Monday, 1 December 2014

Writing projects for 2015

Category 1 - new for 2014

Now I have officially given up on astronomical researching and writing I have a gaping chasm in my weekly timetable which I am going to fill by returning to the safe familiarity of postal history.

I have a number of possible collecting and then displaying projects in mind, a couple of which have just started going through the "Is there enough material to purchase at an affordable price?" process.

I might, or indeed might not, consider creating a "Stamp Collecting from A to Z" blog and/or book. I have yet to convince myself that I have the motivation to do the job properly but I would rather not even start work if I thought that only something second rate would emerge.


Category 2 - continuing projects

Images from my grave-hunting blog (http://www.grave-mistakes.blogspot.co.uk/) will continue to appear on the plethora of cemetery related Facebook groups.
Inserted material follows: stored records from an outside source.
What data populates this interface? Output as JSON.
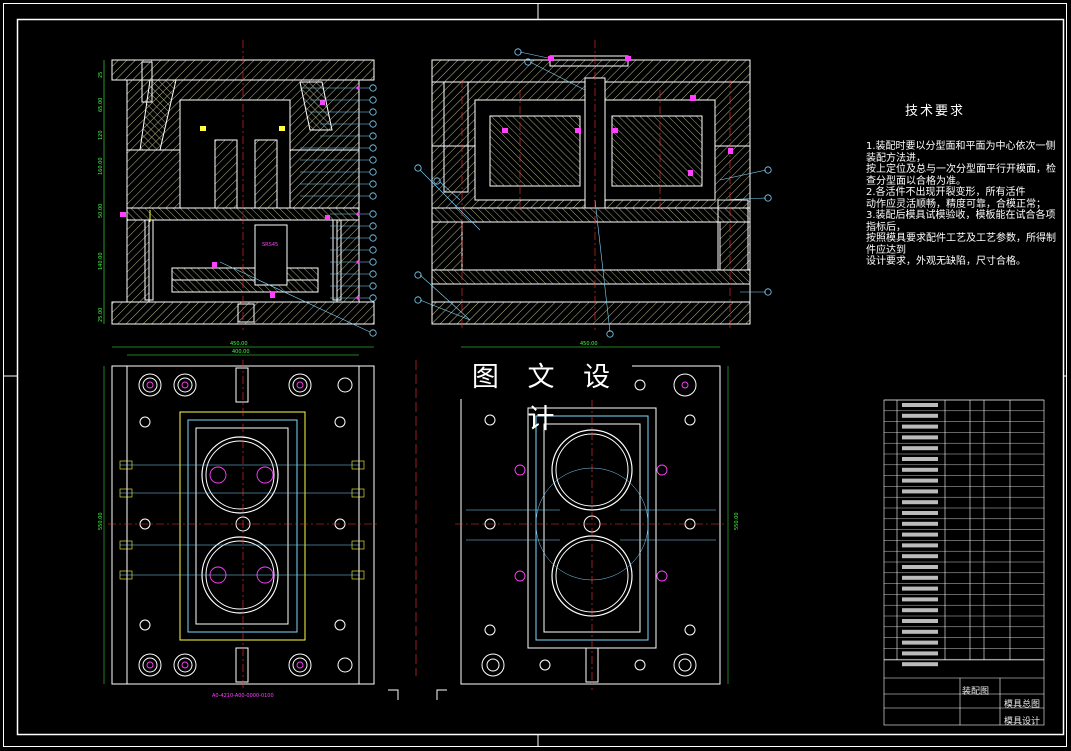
{
  "watermark": "图 文 设 计",
  "technical_requirements": {
    "title": "技术要求",
    "lines": [
      "1.装配时要以分型面和平面为中心依次一侧装配方法进，",
      "按上定位及总与一次分型面平行开模面，检查分型面以合格为准。",
      "2.各活件不出现开裂变形，所有活件",
      "动作应灵活顺畅，精度可靠，合模正常；",
      "3.装配后模具试模验收，模板能在试合各项指标后，",
      "按照模具要求配件工艺及工艺参数，所得制件应达到",
      "设计要求，外观无缺陷，尺寸合格。"
    ]
  },
  "title_block": {
    "drawing_name": "装配图",
    "drawing_label": "模具总图",
    "project_code": "模具设计"
  },
  "part_number_label": "A0-4210-A00-0000-0100",
  "colors": {
    "background": "#000000",
    "border": "#ffffff",
    "hatch": "#d9d9a0",
    "outline": "#ffffff",
    "leader": "#7fd8ff",
    "magenta": "#ff40ff",
    "green": "#40ff40",
    "yellow": "#ffff40",
    "red_center": "#ff3030"
  }
}
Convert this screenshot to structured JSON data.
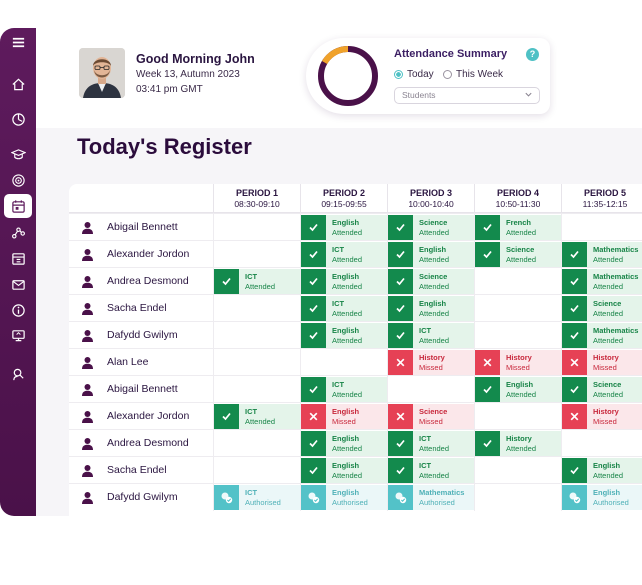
{
  "header": {
    "greeting": "Good Morning John",
    "week": "Week 13, Autumn 2023",
    "time": "03:41 pm GMT"
  },
  "summary": {
    "title": "Attendance Summary",
    "help": "?",
    "options": [
      "Today",
      "This Week"
    ],
    "selected_option": "Today",
    "dropdown_value": "Students",
    "colors": {
      "ring_track": "#4a1149",
      "ring_highlight": "#f0a22b"
    }
  },
  "page_title": "Today's Register",
  "periods": [
    {
      "name": "PERIOD 1",
      "time": "08:30-09:10"
    },
    {
      "name": "PERIOD 2",
      "time": "09:15-09:55"
    },
    {
      "name": "PERIOD 3",
      "time": "10:00-10:40"
    },
    {
      "name": "PERIOD 4",
      "time": "10:50-11:30"
    },
    {
      "name": "PERIOD 5",
      "time": "11:35-12:15"
    }
  ],
  "pupils": [
    {
      "name": "Abigail Bennett",
      "cells": [
        null,
        {
          "subject": "English",
          "status": "Attended"
        },
        {
          "subject": "Science",
          "status": "Attended"
        },
        {
          "subject": "French",
          "status": "Attended"
        },
        null
      ]
    },
    {
      "name": "Alexander Jordon",
      "cells": [
        null,
        {
          "subject": "ICT",
          "status": "Attended"
        },
        {
          "subject": "English",
          "status": "Attended"
        },
        {
          "subject": "Science",
          "status": "Attended"
        },
        {
          "subject": "Mathematics",
          "status": "Attended"
        }
      ]
    },
    {
      "name": "Andrea Desmond",
      "cells": [
        {
          "subject": "ICT",
          "status": "Attended"
        },
        {
          "subject": "English",
          "status": "Attended"
        },
        {
          "subject": "Science",
          "status": "Attended"
        },
        null,
        {
          "subject": "Mathematics",
          "status": "Attended"
        }
      ]
    },
    {
      "name": "Sacha Endel",
      "cells": [
        null,
        {
          "subject": "ICT",
          "status": "Attended"
        },
        {
          "subject": "English",
          "status": "Attended"
        },
        null,
        {
          "subject": "Science",
          "status": "Attended"
        }
      ]
    },
    {
      "name": "Dafydd Gwilym",
      "cells": [
        null,
        {
          "subject": "English",
          "status": "Attended"
        },
        {
          "subject": "ICT",
          "status": "Attended"
        },
        null,
        {
          "subject": "Mathematics",
          "status": "Attended"
        }
      ]
    },
    {
      "name": "Alan Lee",
      "cells": [
        null,
        null,
        {
          "subject": "History",
          "status": "Missed"
        },
        {
          "subject": "History",
          "status": "Missed"
        },
        {
          "subject": "History",
          "status": "Missed"
        }
      ]
    },
    {
      "name": "Abigail Bennett",
      "cells": [
        null,
        {
          "subject": "ICT",
          "status": "Attended"
        },
        null,
        {
          "subject": "English",
          "status": "Attended"
        },
        {
          "subject": "Science",
          "status": "Attended"
        }
      ]
    },
    {
      "name": "Alexander Jordon",
      "cells": [
        {
          "subject": "ICT",
          "status": "Attended"
        },
        {
          "subject": "English",
          "status": "Missed"
        },
        {
          "subject": "Science",
          "status": "Missed"
        },
        null,
        {
          "subject": "History",
          "status": "Missed"
        }
      ]
    },
    {
      "name": "Andrea Desmond",
      "cells": [
        null,
        {
          "subject": "English",
          "status": "Attended"
        },
        {
          "subject": "ICT",
          "status": "Attended"
        },
        {
          "subject": "History",
          "status": "Attended"
        },
        null
      ]
    },
    {
      "name": "Sacha Endel",
      "cells": [
        null,
        {
          "subject": "English",
          "status": "Attended"
        },
        {
          "subject": "ICT",
          "status": "Attended"
        },
        null,
        {
          "subject": "English",
          "status": "Attended"
        }
      ]
    },
    {
      "name": "Dafydd Gwilym",
      "cells": [
        {
          "subject": "ICT",
          "status": "Authorised"
        },
        {
          "subject": "English",
          "status": "Authorised"
        },
        {
          "subject": "Mathematics",
          "status": "Authorised"
        },
        null,
        {
          "subject": "English",
          "status": "Authorised"
        }
      ]
    }
  ],
  "sidebar_icons": [
    "menu-icon",
    "home-icon",
    "dashboard-icon",
    "graduation-cap-icon",
    "target-icon",
    "calendar-icon",
    "network-icon",
    "timetable-icon",
    "mail-icon",
    "info-icon",
    "monitor-icon",
    "user-search-icon"
  ],
  "sidebar_active": "calendar-icon"
}
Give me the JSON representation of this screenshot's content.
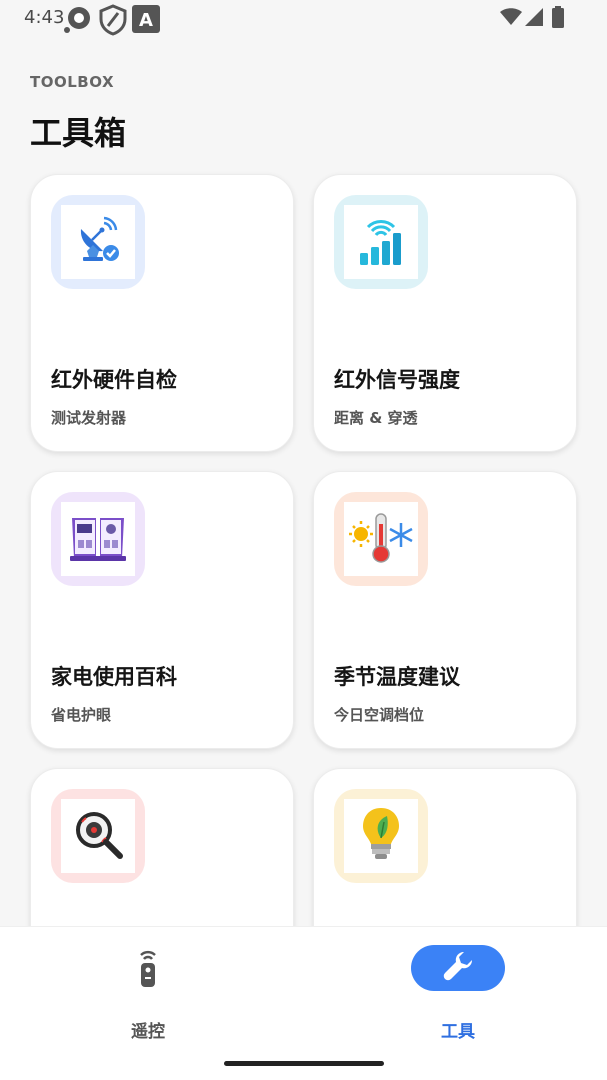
{
  "status_bar": {
    "time": "4:43",
    "icons": [
      "circle-notification-icon",
      "shield-icon",
      "a-notification-icon",
      "wifi-icon",
      "signal-icon",
      "battery-icon"
    ]
  },
  "header": {
    "eyebrow": "TOOLBOX",
    "title": "工具箱"
  },
  "tools": [
    {
      "title": "红外硬件自检",
      "subtitle": "测试发射器",
      "icon": "satellite-dish-icon",
      "tile_color": "#e3ecfd"
    },
    {
      "title": "红外信号强度",
      "subtitle": "距离 & 穿透",
      "icon": "signal-strength-icon",
      "tile_color": "#ddf2f7"
    },
    {
      "title": "家电使用百科",
      "subtitle": "省电护眼",
      "icon": "appliance-book-icon",
      "tile_color": "#efe4fb"
    },
    {
      "title": "季节温度建议",
      "subtitle": "今日空调档位",
      "icon": "thermometer-icon",
      "tile_color": "#fde6da"
    },
    {
      "title": "",
      "subtitle": "",
      "icon": "magnifier-icon",
      "tile_color": "#fde2e2"
    },
    {
      "title": "",
      "subtitle": "",
      "icon": "lightbulb-icon",
      "tile_color": "#fcf1d6"
    }
  ],
  "bottom_nav": {
    "items": [
      {
        "label": "遥控",
        "icon": "remote-control-icon",
        "active": false
      },
      {
        "label": "工具",
        "icon": "wrench-icon",
        "active": true
      }
    ],
    "accent": "#3b82f6"
  }
}
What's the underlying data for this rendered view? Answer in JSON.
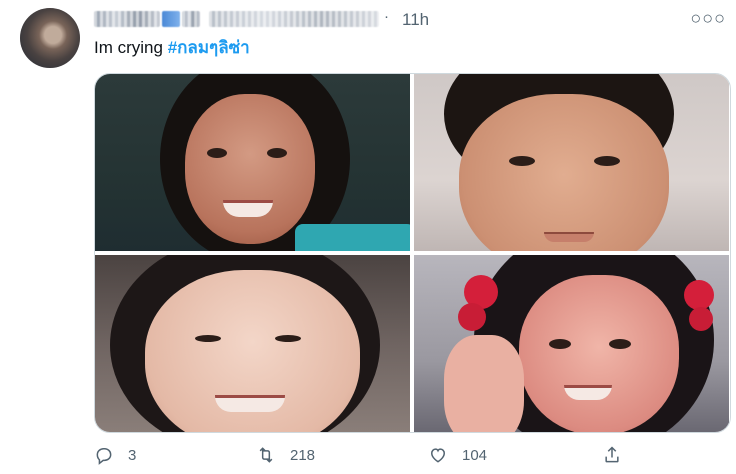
{
  "tweet": {
    "time": "11h",
    "text_prefix": "Im crying ",
    "hashtag": "#กลมๆลิซ่า",
    "more_glyph": "○○○",
    "dot_glyph": "·"
  },
  "actions": {
    "reply_count": "3",
    "retweet_count": "218",
    "like_count": "104"
  },
  "colors": {
    "hashtag": "#1d9bf0",
    "secondary_text": "#536471"
  },
  "icons": [
    "reply-icon",
    "retweet-icon",
    "like-icon",
    "share-icon",
    "more-icon"
  ]
}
There are over 30 of these groups but many are barely viable with few readers and even fewer posters.

The Social History Facebook group (https://www.facebook.com/groups/609806292391471/) I created has over 1600 members but most don't appear to read, comment or contribute and so any quoted membership figure creates something of a false impression.

By definition ghost writers have to remain anonymous. One book I ghost wrote appeared in 2014 and it has sold much better than even my most optimistic predictions. I have had two other formal proposals and I have promised those concerned that I would make a definite decision by January 1st 2015.


Category 3 - officially kicked into the long grass

Although I have been approached to write a couple more books on amateur astronomy - one on variable stars and another on astronomical data mining - I have decided not to accept the commission. The books I published in 2014 received good reviews but the total sales have been disappointing despite me engaging in a sustained marketing campaign on the relevant Facebook groups. If the two proposals had included an element of "money up front" it might have been different but I wasn't tempted by yet another "jam tomorrow" scenario.  

Thursday, 27 November 2014

Unreliable v unpredictable

Which is more annoying - a colleague who is unreliable or a colleague who is unpredictable? In my experience the unpredictable colleague is far, far worse.

School Governors are all unpaid volunteers and there is no ethical, logical, moral or practical reason why 90% of the work always seems to be done by 10% of the members. But that is the way it usually seems to be.

As Chair of Governors I am encouraged to delegate work to other governors partly as a contribution to succession planning but primarily to keep my workload manageable. The reality is that if I delegate work to one of my unreliable colleagues I can be at least 70% certain that it will not be done by the deadline. But at least if the person is consistently unreliable I know that it would be a prudent precaution to have a back-up plan for when they let the team down. I have known people who had over 9 months to do a 2 hour task but when the relevant agenda item was reached they claimed to have been "too busy" to do the work. It adds insult to injury that they usually appear totally unembarrassed by their own failure.

An unpredictable colleague - and I have one particular governor in mind - might do the allocated task well, or badly or not at all and there is no way of telling in advance which way they are going to behave. I feel obliged to "give them a chance" because at their best they are excellent but all the time the uncertainty of what will happen on the deadline day is gnawing away at me. If I do the work myself, "just in case", I might be wasting my time because when the time comes they might have done all that was asked of them. But if I don't do the work and they haven't either then the result can be very serious for the school.

Almost inevitably I do the work, feeling aggrieved and exploited, but half the time it never gets used!